On the boat back we hear a dog yelping and whimpering, this can’t be good. Shortly we see two guys carrying a squirming bag hanging from a stick held between them, the yelps are coming from inside the bag…yup, dog for dinner. Kim tells me that it is common in the countryside for dog to be eaten but being from the city she’s never eaten it and wouldn’t. I’m struggling with it, it’s hard to wrap my head around the idea of eating Fido (or Morgan) but I knew coming here that it happens and I just have to be ok with it, different strokes and all that. We are almost back to My Duc when the sky starts to dump down, lucky for me I have my trusty umbrella this time! On the bus ride home most of us pass out again, we arrive back in Hanoi at dusk, damp and tried but I am very content.

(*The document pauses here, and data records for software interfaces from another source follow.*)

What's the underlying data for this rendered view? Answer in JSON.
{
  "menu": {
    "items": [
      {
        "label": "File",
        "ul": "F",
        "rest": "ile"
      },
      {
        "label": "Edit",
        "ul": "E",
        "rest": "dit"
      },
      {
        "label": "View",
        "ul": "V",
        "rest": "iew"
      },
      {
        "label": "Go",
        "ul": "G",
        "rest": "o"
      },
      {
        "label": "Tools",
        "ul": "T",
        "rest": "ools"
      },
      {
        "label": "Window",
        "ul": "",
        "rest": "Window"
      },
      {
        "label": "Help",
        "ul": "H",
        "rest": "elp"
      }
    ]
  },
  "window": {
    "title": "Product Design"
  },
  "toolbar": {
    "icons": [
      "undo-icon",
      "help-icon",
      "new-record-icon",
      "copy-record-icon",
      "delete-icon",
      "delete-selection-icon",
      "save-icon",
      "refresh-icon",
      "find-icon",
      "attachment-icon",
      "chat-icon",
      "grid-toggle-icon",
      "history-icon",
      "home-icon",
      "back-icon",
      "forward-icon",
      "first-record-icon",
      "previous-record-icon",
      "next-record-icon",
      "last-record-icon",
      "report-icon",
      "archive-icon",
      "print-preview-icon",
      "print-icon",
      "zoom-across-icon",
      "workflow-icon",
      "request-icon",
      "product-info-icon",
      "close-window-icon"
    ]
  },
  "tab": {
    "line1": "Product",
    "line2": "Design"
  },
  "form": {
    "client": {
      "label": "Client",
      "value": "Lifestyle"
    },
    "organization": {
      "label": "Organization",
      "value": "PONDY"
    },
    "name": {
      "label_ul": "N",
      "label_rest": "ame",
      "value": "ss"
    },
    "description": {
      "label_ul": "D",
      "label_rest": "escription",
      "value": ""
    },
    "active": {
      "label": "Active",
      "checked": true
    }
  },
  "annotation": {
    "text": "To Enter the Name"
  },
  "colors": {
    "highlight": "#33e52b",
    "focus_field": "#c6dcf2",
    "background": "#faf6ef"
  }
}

Back at the hostel I meet some new people Andy, Johnny and Alex so Nicole and I take them plus a couple other girls whose names I can’t remember back to “our” restaurant. We arrive late and they warn us that not everything on the menu will be available. We try to hurry to choose our meals it’s hard cause the menu is so big. Then it get’s chaotic, different waiters come running up to us saying that certain dishes are not available but they aren’t telling it to the person who ordered it so everything get pretty confused. We do eventually get food but most of us didn’t get what we wanted but at least we got fed, Poor Nicole was run ragged trying to translate for us and help people figure out options, she told off one of the servers who did eventually apologize but it left us a bit dissatisfied with the experience. By 11pm I am back at the hostel, exhausted and to bed.

Advertisements